-- Task brief --
Below is a set of records; print all of them exactly as written.

[Data records for software interfaces]
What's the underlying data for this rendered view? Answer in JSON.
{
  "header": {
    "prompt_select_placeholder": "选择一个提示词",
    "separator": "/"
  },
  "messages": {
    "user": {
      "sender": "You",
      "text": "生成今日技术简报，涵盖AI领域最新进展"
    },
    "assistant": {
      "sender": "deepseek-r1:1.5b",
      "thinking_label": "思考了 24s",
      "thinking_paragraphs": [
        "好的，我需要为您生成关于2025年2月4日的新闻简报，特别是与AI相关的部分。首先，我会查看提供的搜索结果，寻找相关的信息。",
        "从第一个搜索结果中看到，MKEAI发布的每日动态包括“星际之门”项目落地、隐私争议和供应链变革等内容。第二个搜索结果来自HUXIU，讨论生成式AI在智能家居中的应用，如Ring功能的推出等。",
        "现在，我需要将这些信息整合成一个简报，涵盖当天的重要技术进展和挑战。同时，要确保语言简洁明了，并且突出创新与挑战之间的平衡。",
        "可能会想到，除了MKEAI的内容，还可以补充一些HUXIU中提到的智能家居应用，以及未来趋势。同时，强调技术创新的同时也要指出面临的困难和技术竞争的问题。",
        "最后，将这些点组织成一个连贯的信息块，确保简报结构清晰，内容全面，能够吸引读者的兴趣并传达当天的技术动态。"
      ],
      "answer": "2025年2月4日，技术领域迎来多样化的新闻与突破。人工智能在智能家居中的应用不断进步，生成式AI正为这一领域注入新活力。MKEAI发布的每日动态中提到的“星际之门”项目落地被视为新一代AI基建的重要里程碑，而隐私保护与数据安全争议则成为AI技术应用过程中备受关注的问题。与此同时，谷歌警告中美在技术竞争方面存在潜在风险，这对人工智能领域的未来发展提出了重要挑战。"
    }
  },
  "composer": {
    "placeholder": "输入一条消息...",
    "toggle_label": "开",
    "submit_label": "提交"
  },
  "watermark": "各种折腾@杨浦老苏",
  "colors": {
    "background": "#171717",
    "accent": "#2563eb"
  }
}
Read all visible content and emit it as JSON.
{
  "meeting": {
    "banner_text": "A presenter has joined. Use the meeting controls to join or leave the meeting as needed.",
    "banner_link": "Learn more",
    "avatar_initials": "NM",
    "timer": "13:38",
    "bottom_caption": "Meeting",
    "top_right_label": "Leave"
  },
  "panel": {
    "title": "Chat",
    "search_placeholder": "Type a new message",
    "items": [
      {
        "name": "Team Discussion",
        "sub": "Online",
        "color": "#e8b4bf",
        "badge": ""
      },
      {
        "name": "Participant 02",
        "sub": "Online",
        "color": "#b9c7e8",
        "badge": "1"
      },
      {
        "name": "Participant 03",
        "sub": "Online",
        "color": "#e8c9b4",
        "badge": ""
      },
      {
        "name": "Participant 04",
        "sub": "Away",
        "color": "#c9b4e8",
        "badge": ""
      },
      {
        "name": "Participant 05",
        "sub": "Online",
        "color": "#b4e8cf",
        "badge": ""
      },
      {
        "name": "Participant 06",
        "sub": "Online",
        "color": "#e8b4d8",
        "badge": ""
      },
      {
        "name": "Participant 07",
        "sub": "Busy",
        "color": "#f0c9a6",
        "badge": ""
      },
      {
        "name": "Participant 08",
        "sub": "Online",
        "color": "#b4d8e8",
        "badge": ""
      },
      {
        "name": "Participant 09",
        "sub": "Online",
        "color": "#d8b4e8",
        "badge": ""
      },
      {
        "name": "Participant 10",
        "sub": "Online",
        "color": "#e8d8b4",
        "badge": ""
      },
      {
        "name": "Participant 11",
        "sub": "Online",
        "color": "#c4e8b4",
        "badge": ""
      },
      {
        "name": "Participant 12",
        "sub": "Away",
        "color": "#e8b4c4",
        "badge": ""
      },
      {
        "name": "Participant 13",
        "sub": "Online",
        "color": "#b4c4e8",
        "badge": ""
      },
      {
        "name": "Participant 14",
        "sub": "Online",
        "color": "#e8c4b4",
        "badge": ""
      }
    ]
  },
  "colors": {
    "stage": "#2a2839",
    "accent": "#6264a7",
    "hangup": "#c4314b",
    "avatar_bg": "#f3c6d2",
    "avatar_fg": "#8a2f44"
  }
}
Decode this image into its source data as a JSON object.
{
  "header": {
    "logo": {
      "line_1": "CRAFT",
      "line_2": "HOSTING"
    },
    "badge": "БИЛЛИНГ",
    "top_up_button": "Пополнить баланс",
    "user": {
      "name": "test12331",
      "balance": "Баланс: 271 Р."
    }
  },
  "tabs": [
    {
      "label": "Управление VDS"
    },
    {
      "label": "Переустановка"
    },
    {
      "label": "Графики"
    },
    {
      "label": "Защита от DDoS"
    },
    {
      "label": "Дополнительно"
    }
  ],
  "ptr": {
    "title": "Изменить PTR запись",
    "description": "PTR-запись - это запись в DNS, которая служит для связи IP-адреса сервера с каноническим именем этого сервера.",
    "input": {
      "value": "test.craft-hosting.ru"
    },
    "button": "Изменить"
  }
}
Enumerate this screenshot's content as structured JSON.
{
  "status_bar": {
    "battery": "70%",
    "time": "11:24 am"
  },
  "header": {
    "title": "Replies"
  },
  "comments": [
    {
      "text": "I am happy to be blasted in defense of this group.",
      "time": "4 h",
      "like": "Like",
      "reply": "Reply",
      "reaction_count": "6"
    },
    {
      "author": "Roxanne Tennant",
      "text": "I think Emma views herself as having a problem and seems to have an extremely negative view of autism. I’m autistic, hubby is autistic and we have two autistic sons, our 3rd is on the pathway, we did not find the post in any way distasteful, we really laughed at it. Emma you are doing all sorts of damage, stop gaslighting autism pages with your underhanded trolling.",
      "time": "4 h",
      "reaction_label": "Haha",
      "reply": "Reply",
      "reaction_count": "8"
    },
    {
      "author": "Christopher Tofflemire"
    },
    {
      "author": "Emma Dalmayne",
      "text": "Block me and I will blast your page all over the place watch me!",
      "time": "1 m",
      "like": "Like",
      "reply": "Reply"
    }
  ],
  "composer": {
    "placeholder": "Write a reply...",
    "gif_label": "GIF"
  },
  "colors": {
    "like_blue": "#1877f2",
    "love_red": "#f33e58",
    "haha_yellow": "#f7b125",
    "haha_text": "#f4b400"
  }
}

-- Task solution --
What's the underlying data for this rendered view? Answer in JSON.
{
  "header": {
    "prompt_select_placeholder": "选择一个提示词",
    "separator": "/"
  },
  "messages": {
    "user": {
      "sender": "You",
      "text": "生成今日技术简报，涵盖AI领域最新进展"
    },
    "assistant": {
      "sender": "deepseek-r1:1.5b",
      "thinking_label": "思考了 24s",
      "thinking_paragraphs": [
        "好的，我需要为您生成关于2025年2月4日的新闻简报，特别是与AI相关的部分。首先，我会查看提供的搜索结果，寻找相关的信息。",
        "从第一个搜索结果中看到，MKEAI发布的每日动态包括“星际之门”项目落地、隐私争议和供应链变革等内容。第二个搜索结果来自HUXIU，讨论生成式AI在智能家居中的应用，如Ring功能的推出等。",
        "现在，我需要将这些信息整合成一个简报，涵盖当天的重要技术进展和挑战。同时，要确保语言简洁明了，并且突出创新与挑战之间的平衡。",
        "可能会想到，除了MKEAI的内容，还可以补充一些HUXIU中提到的智能家居应用，以及未来趋势。同时，强调技术创新的同时也要指出面临的困难和技术竞争的问题。",
        "最后，将这些点组织成一个连贯的信息块，确保简报结构清晰，内容全面，能够吸引读者的兴趣并传达当天的技术动态。"
      ],
      "answer": "2025年2月4日，技术领域迎来多样化的新闻与突破。人工智能在智能家居中的应用不断进步，生成式AI正为这一领域注入新活力。MKEAI发布的每日动态中提到的“星际之门”项目落地被视为新一代AI基建的重要里程碑，而隐私保护与数据安全争议则成为AI技术应用过程中备受关注的问题。与此同时，谷歌警告中美在技术竞争方面存在潜在风险，这对人工智能领域的未来发展提出了重要挑战。"
    }
  },
  "composer": {
    "placeholder": "输入一条消息...",
    "toggle_label": "开",
    "submit_label": "提交"
  },
  "watermark": "各种折腾@杨浦老苏",
  "colors": {
    "background": "#171717",
    "accent": "#2563eb"
  }
}
Read all visible content and emit it as JSON.
{
  "meeting": {
    "banner_text": "A presenter has joined. Use the meeting controls to join or leave the meeting as needed.",
    "banner_link": "Learn more",
    "avatar_initials": "NM",
    "timer": "13:38",
    "bottom_caption": "Meeting",
    "top_right_label": "Leave"
  },
  "panel": {
    "title": "Chat",
    "search_placeholder": "Type a new message",
    "items": [
      {
        "name": "Team Discussion",
        "sub": "Online",
        "color": "#e8b4bf",
        "badge": ""
      },
      {
        "name": "Participant 02",
        "sub": "Online",
        "color": "#b9c7e8",
        "badge": "1"
      },
      {
        "name": "Participant 03",
        "sub": "Online",
        "color": "#e8c9b4",
        "badge": ""
      },
      {
        "name": "Participant 04",
        "sub": "Away",
        "color": "#c9b4e8",
        "badge": ""
      },
      {
        "name": "Participant 05",
        "sub": "Online",
        "color": "#b4e8cf",
        "badge": ""
      },
      {
        "name": "Participant 06",
        "sub": "Online",
        "color": "#e8b4d8",
        "badge": ""
      },
      {
        "name": "Participant 07",
        "sub": "Busy",
        "color": "#f0c9a6",
        "badge": ""
      },
      {
        "name": "Participant 08",
        "sub": "Online",
        "color": "#b4d8e8",
        "badge": ""
      },
      {
        "name": "Participant 09",
        "sub": "Online",
        "color": "#d8b4e8",
        "badge": ""
      },
      {
        "name": "Participant 10",
        "sub": "Online",
        "color": "#e8d8b4",
        "badge": ""
      },
      {
        "name": "Participant 11",
        "sub": "Online",
        "color": "#c4e8b4",
        "badge": ""
      },
      {
        "name": "Participant 12",
        "sub": "Away",
        "color": "#e8b4c4",
        "badge": ""
      },
      {
        "name": "Participant 13",
        "sub": "Online",
        "color": "#b4c4e8",
        "badge": ""
      },
      {
        "name": "Participant 14",
        "sub": "Online",
        "color": "#e8c4b4",
        "badge": ""
      }
    ]
  },
  "colors": {
    "stage": "#2a2839",
    "accent": "#6264a7",
    "hangup": "#c4314b",
    "avatar_bg": "#f3c6d2",
    "avatar_fg": "#8a2f44"
  }
}
Decode this image into its source data as a JSON object.
{
  "header": {
    "logo": {
      "line_1": "CRAFT",
      "line_2": "HOSTING"
    },
    "badge": "БИЛЛИНГ",
    "top_up_button": "Пополнить баланс",
    "user": {
      "name": "test12331",
      "balance": "Баланс: 271 Р."
    }
  },
  "tabs": [
    {
      "label": "Управление VDS"
    },
    {
      "label": "Переустановка"
    },
    {
      "label": "Графики"
    },
    {
      "label": "Защита от DDoS"
    },
    {
      "label": "Дополнительно"
    }
  ],
  "ptr": {
    "title": "Изменить PTR запись",
    "description": "PTR-запись - это запись в DNS, которая служит для связи IP-адреса сервера с каноническим именем этого сервера.",
    "input": {
      "value": "test.craft-hosting.ru"
    },
    "button": "Изменить"
  }
}
Enumerate this screenshot's content as structured JSON.
{
  "status_bar": {
    "battery": "70%",
    "time": "11:24 am"
  },
  "header": {
    "title": "Replies"
  },
  "comments": [
    {
      "text": "I am happy to be blasted in defense of this group.",
      "time": "4 h",
      "like": "Like",
      "reply": "Reply",
      "reaction_count": "6"
    },
    {
      "author": "Roxanne Tennant",
      "text": "I think Emma views herself as having a problem and seems to have an extremely negative view of autism. I’m autistic, hubby is autistic and we have two autistic sons, our 3rd is on the pathway, we did not find the post in any way distasteful, we really laughed at it. Emma you are doing all sorts of damage, stop gaslighting autism pages with your underhanded trolling.",
      "time": "4 h",
      "reaction_label": "Haha",
      "reply": "Reply",
      "reaction_count": "8"
    },
    {
      "author": "Christopher Tofflemire"
    },
    {
      "author": "Emma Dalmayne",
      "text": "Block me and I will blast your page all over the place watch me!",
      "time": "1 m",
      "like": "Like",
      "reply": "Reply"
    }
  ],
  "composer": {
    "placeholder": "Write a reply...",
    "gif_label": "GIF"
  },
  "colors": {
    "like_blue": "#1877f2",
    "love_red": "#f33e58",
    "haha_yellow": "#f7b125",
    "haha_text": "#f4b400"
  }
}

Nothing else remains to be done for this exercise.